Equine herpes virus (EHV) infection, or equine rhinopneumonitis, is passed from horse to horse through respiratory discharges, says Mary Jane Lis, state veterinarian with the state Department of Agriculture.
People cannot contract EHV, although they may inadvertently help spread
the disease from horse to horse
by contact or contaminated
Last week, 10 UConn horses had been diagnosed with EHV.
The quarantine has been imposed to stop the spread of EHV among UConn horses and from UConn horses to horses outside the herd.
It will remain in place for approximately three weeks after the last case of EHV has occurred, and after nasal swabs indicate that affected horses are no longer contagious.
Veterinarians hope the quarantine may be ended by early March.
In the meantime, the stables are being sanitized regularly and coursework directly involving the horses, polo practices and games, and other activities will be temporarily suspended.
A sale of rescued horses by the Connecticut Department of Agriculture scheduled to take place at the UConn polo arena on Jan. 20 has also been postponed.
The sale will be rescheduled once the UConn herd is released from quarantine.

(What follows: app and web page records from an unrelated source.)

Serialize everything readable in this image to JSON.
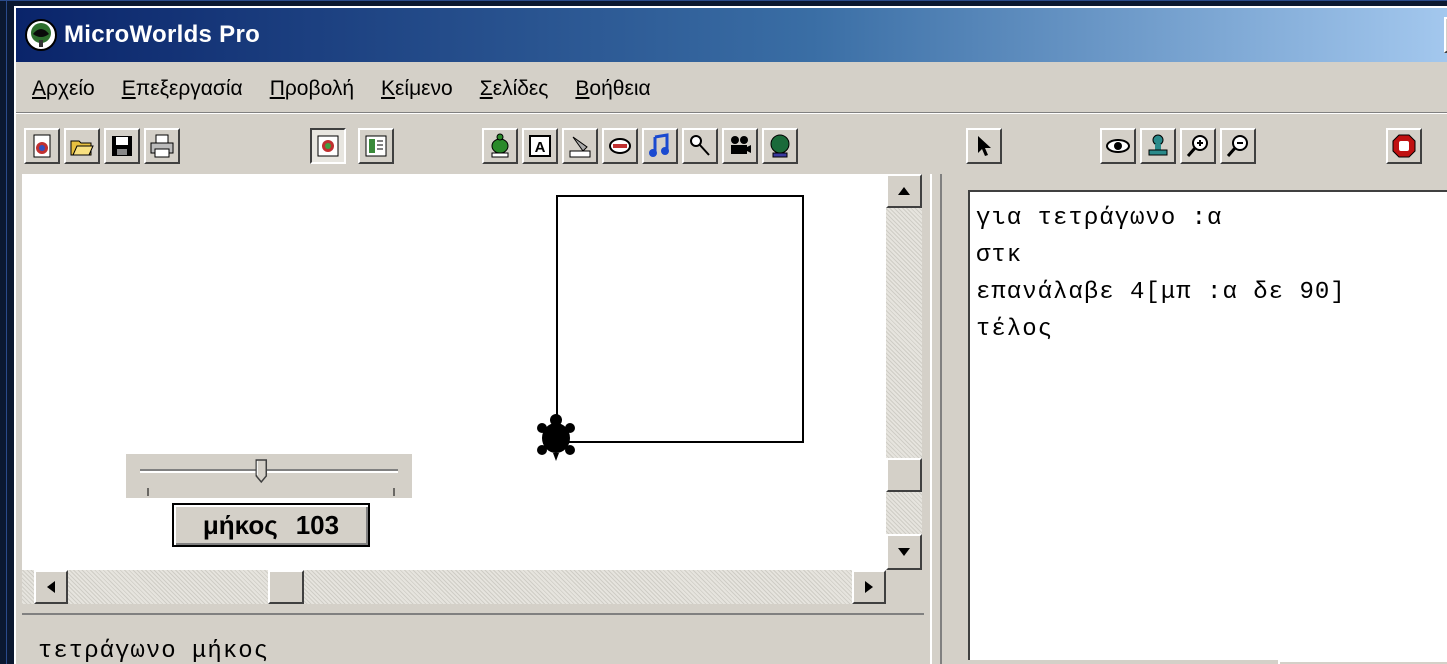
{
  "window": {
    "title": "MicroWorlds Pro"
  },
  "menu": [
    {
      "label": "Αρχείο",
      "accel": "Α",
      "rest": "ρχείο"
    },
    {
      "label": "Επεξεργασία",
      "accel": "Ε",
      "rest": "πεξεργασία"
    },
    {
      "label": "Προβολή",
      "accel": "Π",
      "rest": "ροβολή"
    },
    {
      "label": "Κείμενο",
      "accel": "Κ",
      "rest": "είμενο"
    },
    {
      "label": "Σελίδες",
      "accel": "Σ",
      "rest": "ελίδες"
    },
    {
      "label": "Βοήθεια",
      "accel": "Β",
      "rest": "οήθεια"
    }
  ],
  "toolbar_icons": [
    "new-project-icon",
    "open-icon",
    "save-icon",
    "print-icon",
    "page-view-icon",
    "text-view-icon",
    "turtle-icon",
    "text-box-icon",
    "button-icon",
    "slider-icon",
    "music-icon",
    "sound-icon",
    "video-icon",
    "shapes-icon",
    "pointer-icon",
    "eye-icon",
    "stamp-icon",
    "zoom-in-icon",
    "zoom-out-icon",
    "stop-icon"
  ],
  "slider": {
    "name": "μήκος",
    "value": "103",
    "level": 0.47
  },
  "procedures": {
    "lines": [
      "για τετράγωνο :α",
      "στκ",
      "επανάλαβε 4[μπ :α δε 90]",
      "τέλος"
    ]
  },
  "command_center": {
    "text": "τετράγωνο μήκος"
  },
  "colors": {
    "title_bar_start": "#0a246a",
    "title_bar_end": "#a6caf0",
    "chrome": "#d4d0c8"
  }
}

Equine rhinopneumonitis is a fairly common horse disease, says Sandra Bushmich, an associate professor of pathobiology and veterinary science.
The disease usually causes respiratory infections in young horses, and usually resolves itself.

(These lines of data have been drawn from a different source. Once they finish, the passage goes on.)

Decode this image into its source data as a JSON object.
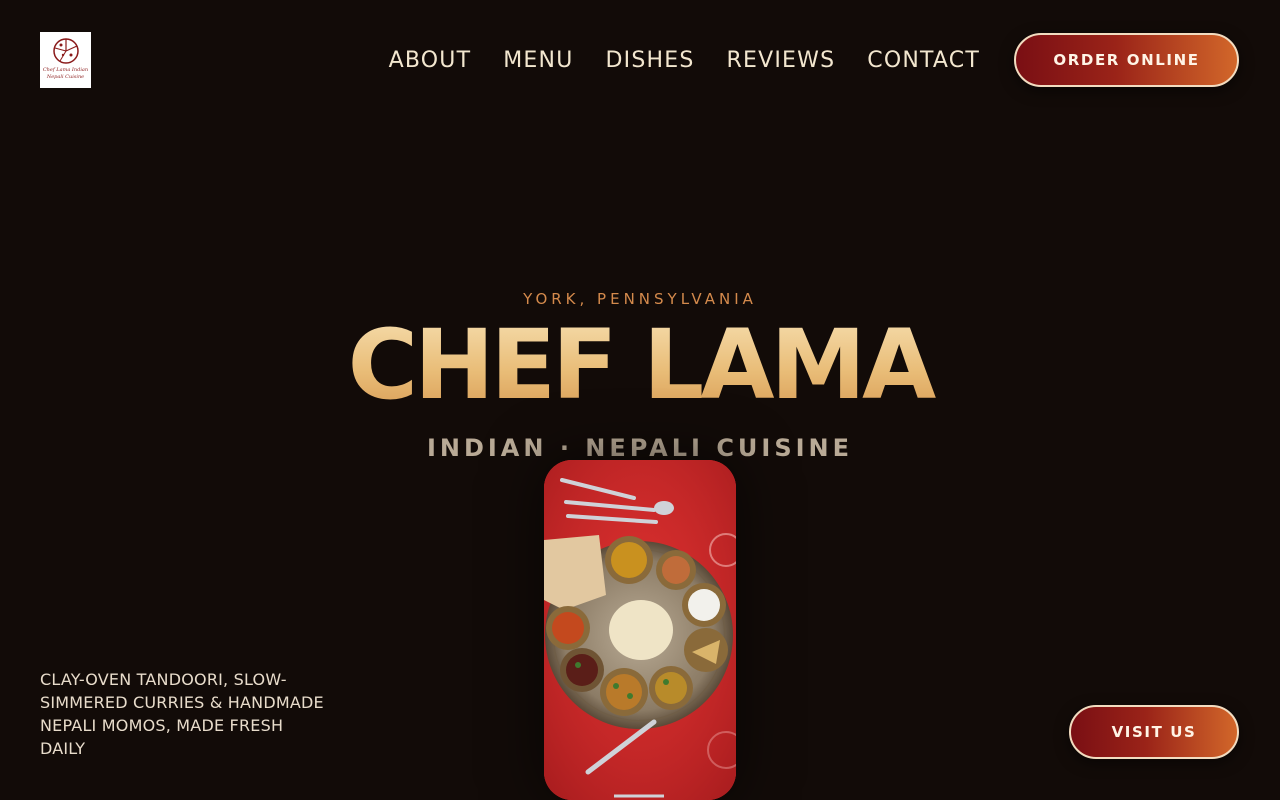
{
  "brand": {
    "logo_text": "Chef Lama Indian\nNepali Cuisine",
    "logo_icon": "pizza-icon"
  },
  "nav": {
    "items": [
      "ABOUT",
      "MENU",
      "DISHES",
      "REVIEWS",
      "CONTACT"
    ]
  },
  "header": {
    "order_label": "ORDER ONLINE"
  },
  "hero": {
    "eyebrow": "YORK, PENNSYLVANIA",
    "title": "CHEF LAMA",
    "subtitle": "INDIAN · NEPALI CUISINE",
    "tagline": "CLAY-OVEN TANDOORI, SLOW-SIMMERED CURRIES & HANDMADE NEPALI MOMOS, MADE FRESH DAILY",
    "visit_label": "VISIT US",
    "image_subject": "thali-plate-photo"
  },
  "colors": {
    "background": "#120b08",
    "accent_gold": "#e9bd78",
    "accent_orange": "#d48a4c",
    "button_start": "#7a0f14",
    "button_end": "#d2672a"
  }
}
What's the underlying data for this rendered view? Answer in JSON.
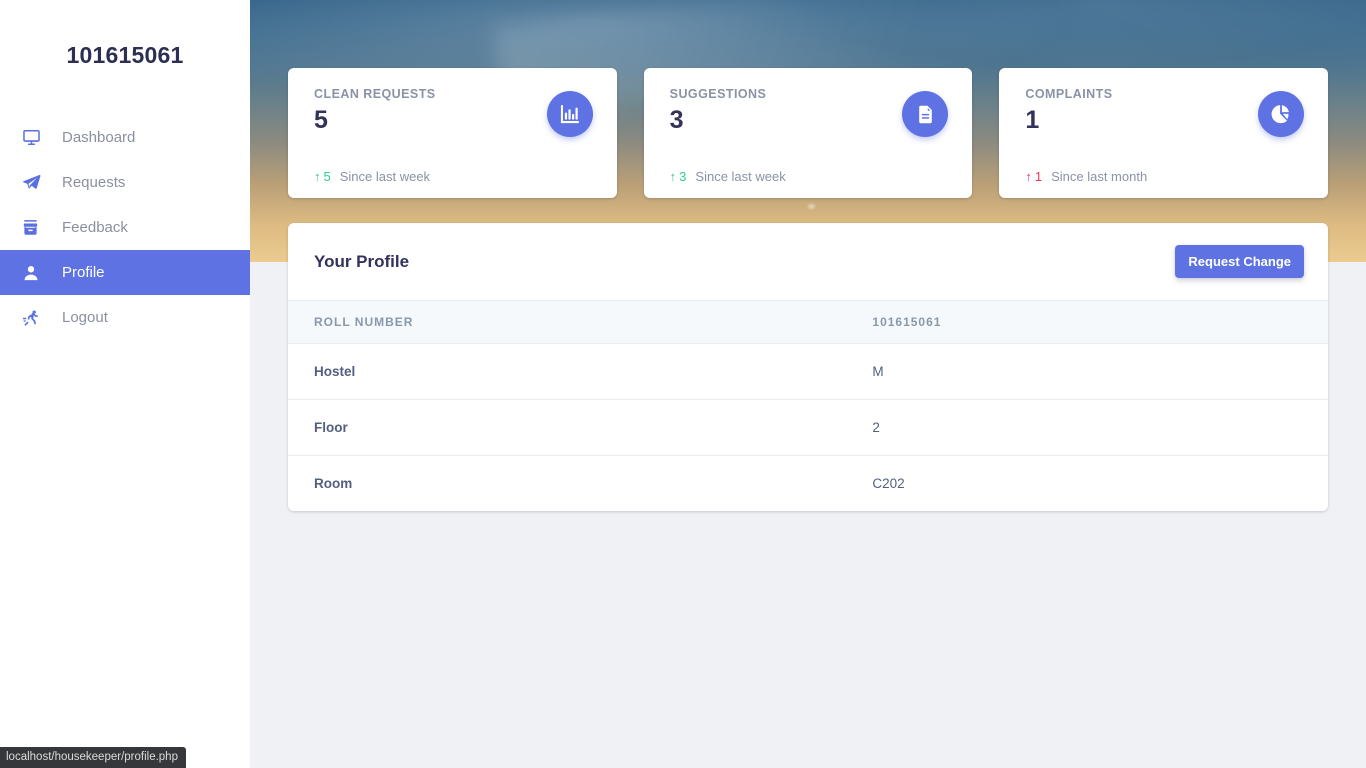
{
  "sidebar": {
    "brand": "101615061",
    "items": [
      {
        "label": "Dashboard",
        "icon": "monitor-icon",
        "active": false
      },
      {
        "label": "Requests",
        "icon": "paper-plane-icon",
        "active": false
      },
      {
        "label": "Feedback",
        "icon": "archive-box-icon",
        "active": false
      },
      {
        "label": "Profile",
        "icon": "user-icon",
        "active": true
      },
      {
        "label": "Logout",
        "icon": "running-person-icon",
        "active": false
      }
    ]
  },
  "cards": [
    {
      "title": "CLEAN REQUESTS",
      "value": "5",
      "icon": "bar-chart-icon",
      "delta": "5",
      "delta_direction": "up",
      "delta_arrow": "↑",
      "period": "Since last week"
    },
    {
      "title": "SUGGESTIONS",
      "value": "3",
      "icon": "document-icon",
      "delta": "3",
      "delta_direction": "up",
      "delta_arrow": "↑",
      "period": "Since last week"
    },
    {
      "title": "COMPLAINTS",
      "value": "1",
      "icon": "pie-chart-icon",
      "delta": "1",
      "delta_direction": "down",
      "delta_arrow": "↑",
      "period": "Since last month"
    }
  ],
  "panel": {
    "title": "Your Profile",
    "action_label": "Request Change",
    "header_row": {
      "key": "ROLL NUMBER",
      "value": "101615061"
    },
    "rows": [
      {
        "key": "Hostel",
        "value": "M"
      },
      {
        "key": "Floor",
        "value": "2"
      },
      {
        "key": "Room",
        "value": "C202"
      }
    ]
  },
  "statusbar": {
    "url": "localhost/housekeeper/profile.php"
  },
  "colors": {
    "accent": "#5e72e4",
    "sidebar_active": "#5e72e4",
    "up": "#2dce89",
    "down": "#f5365c",
    "heading": "#32325d",
    "muted": "#8a92a6",
    "page_bg": "#eff1f5"
  }
}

Less frequently, the virus may cause neurological disease or pregnant mares to abort.
Outbreaks of the EHV have occurred recently in at least 10 states, including California, Ohio, Pennsylvania, New York, and Florida.
There is no public health risk associated with the disease.